Citrus school officials would not comment on the Volitich case on Monday.
Martin Powell, chief of staff and general counsel for the Florida Education Association, said Citrus will have to take a hard look at Volitich to see if any of her views espoused on the podcast transferred into the classroom.
"The line generally is whether or not it impairs the ability to do whatever the operation is," Powell said. "If anything you’re saying or doing in that capacity is directly impacting the ability of the school district to run in the manner they’re supposed to run … that’s really where the line is."
Even if the district can’t find proof that Volitich’s views affected classroom instruction, Powell said Citrus could have grounds to take action against her by claiming "loss of effectiveness." The State Board of Education could also investigate Volitich and take action regarding her teaching certificate.
Loss of effectiveness means the public has lost confidence in the teacher to do his or her job effectively, Powell said. Parents might not want that teacher teaching their children. Colleagues might feel uncomfortable working alongside her.
"They’re determining at what point the First Amendment right allows you to do something in the classroom," he said. "Does it cause disruption? Does it cause safety concerns? Does it disrupt the learning environment?"
But using that as grounds for punishment may get complicated. Powell says that term is tough to define and is highly contested.

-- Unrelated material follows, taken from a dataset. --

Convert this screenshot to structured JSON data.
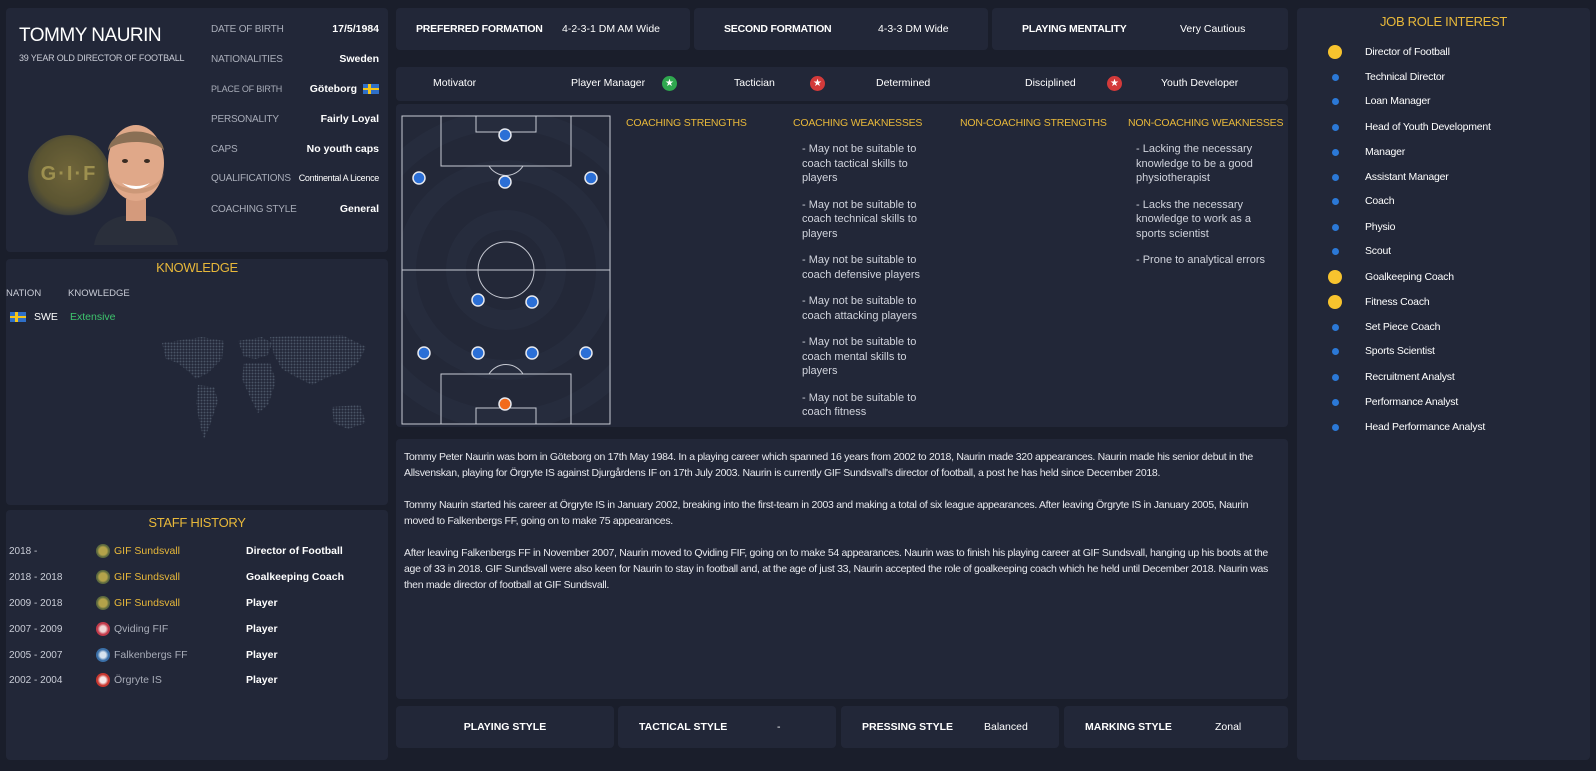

"It is possible but it’s a difficult hurdle," he said. "Those things do have their process."
Contact Marlene Sokol at (813) 226-3356 or [email protected] Follow @marlenesokol.